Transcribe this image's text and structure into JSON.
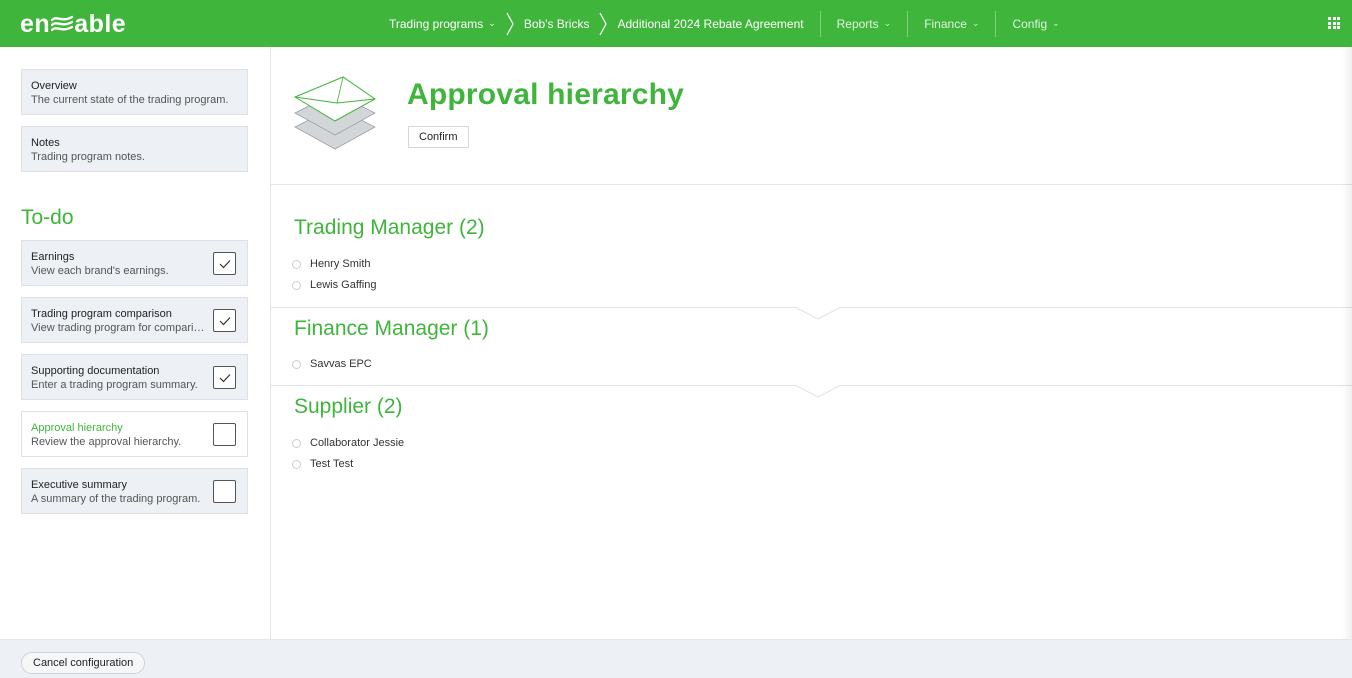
{
  "brand": {
    "logo_left": "en",
    "logo_right": "able",
    "accent": "#3fb53b"
  },
  "nav": {
    "breadcrumbs": [
      {
        "label": "Trading programs",
        "has_caret": true
      },
      {
        "label": "Bob's Bricks"
      },
      {
        "label": "Additional 2024 Rebate Agreement"
      }
    ],
    "menus": [
      {
        "label": "Reports"
      },
      {
        "label": "Finance"
      },
      {
        "label": "Config"
      }
    ],
    "apps_icon": "grid-icon"
  },
  "sidebar": {
    "top_cards": [
      {
        "title": "Overview",
        "subtitle": "The current state of the trading program."
      },
      {
        "title": "Notes",
        "subtitle": "Trading program notes."
      }
    ],
    "todo_heading": "To-do",
    "todo_items": [
      {
        "title": "Earnings",
        "subtitle": "View each brand's earnings.",
        "checked": true
      },
      {
        "title": "Trading program comparison",
        "subtitle": "View trading program for comparison.",
        "checked": true
      },
      {
        "title": "Supporting documentation",
        "subtitle": "Enter a trading program summary.",
        "checked": true
      },
      {
        "title": "Approval hierarchy",
        "subtitle": "Review the approval hierarchy.",
        "checked": false,
        "active": true
      },
      {
        "title": "Executive summary",
        "subtitle": "A summary of the trading program.",
        "checked": false
      }
    ]
  },
  "main": {
    "title": "Approval hierarchy",
    "confirm_label": "Confirm",
    "header_icon": "envelope-stack-icon",
    "sections": [
      {
        "heading": "Trading Manager (2)",
        "people": [
          "Henry Smith",
          "Lewis Gaffing"
        ]
      },
      {
        "heading": "Finance Manager (1)",
        "people": [
          "Savvas EPC"
        ]
      },
      {
        "heading": "Supplier (2)",
        "people": [
          "Collaborator Jessie",
          "Test Test"
        ]
      }
    ]
  },
  "footer": {
    "cancel_label": "Cancel configuration"
  }
}
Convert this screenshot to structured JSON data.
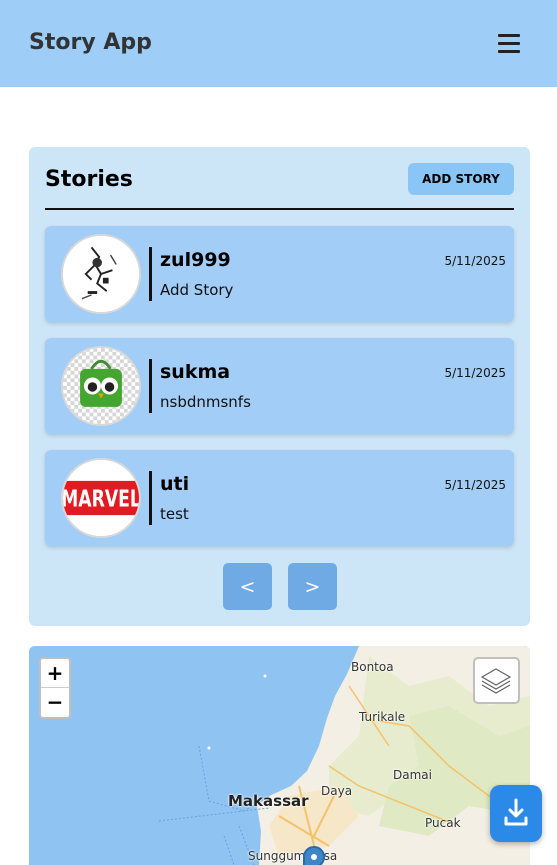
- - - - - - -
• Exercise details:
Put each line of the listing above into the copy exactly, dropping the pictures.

• Expected output:
Transcribe this image's text and structure into JSON.
{
  "brand": {
    "logo_left": "en",
    "logo_right": "able",
    "accent": "#3fb53b"
  },
  "nav": {
    "breadcrumbs": [
      {
        "label": "Trading programs",
        "has_caret": true
      },
      {
        "label": "Bob's Bricks"
      },
      {
        "label": "Additional 2024 Rebate Agreement"
      }
    ],
    "menus": [
      {
        "label": "Reports"
      },
      {
        "label": "Finance"
      },
      {
        "label": "Config"
      }
    ],
    "apps_icon": "grid-icon"
  },
  "sidebar": {
    "top_cards": [
      {
        "title": "Overview",
        "subtitle": "The current state of the trading program."
      },
      {
        "title": "Notes",
        "subtitle": "Trading program notes."
      }
    ],
    "todo_heading": "To-do",
    "todo_items": [
      {
        "title": "Earnings",
        "subtitle": "View each brand's earnings.",
        "checked": true
      },
      {
        "title": "Trading program comparison",
        "subtitle": "View trading program for comparison.",
        "checked": true
      },
      {
        "title": "Supporting documentation",
        "subtitle": "Enter a trading program summary.",
        "checked": true
      },
      {
        "title": "Approval hierarchy",
        "subtitle": "Review the approval hierarchy.",
        "checked": false,
        "active": true
      },
      {
        "title": "Executive summary",
        "subtitle": "A summary of the trading program.",
        "checked": false
      }
    ]
  },
  "main": {
    "title": "Approval hierarchy",
    "confirm_label": "Confirm",
    "header_icon": "envelope-stack-icon",
    "sections": [
      {
        "heading": "Trading Manager (2)",
        "people": [
          "Henry Smith",
          "Lewis Gaffing"
        ]
      },
      {
        "heading": "Finance Manager (1)",
        "people": [
          "Savvas EPC"
        ]
      },
      {
        "heading": "Supplier (2)",
        "people": [
          "Collaborator Jessie",
          "Test Test"
        ]
      }
    ]
  },
  "footer": {
    "cancel_label": "Cancel configuration"
  }
}
Convert this screenshot to structured JSON data.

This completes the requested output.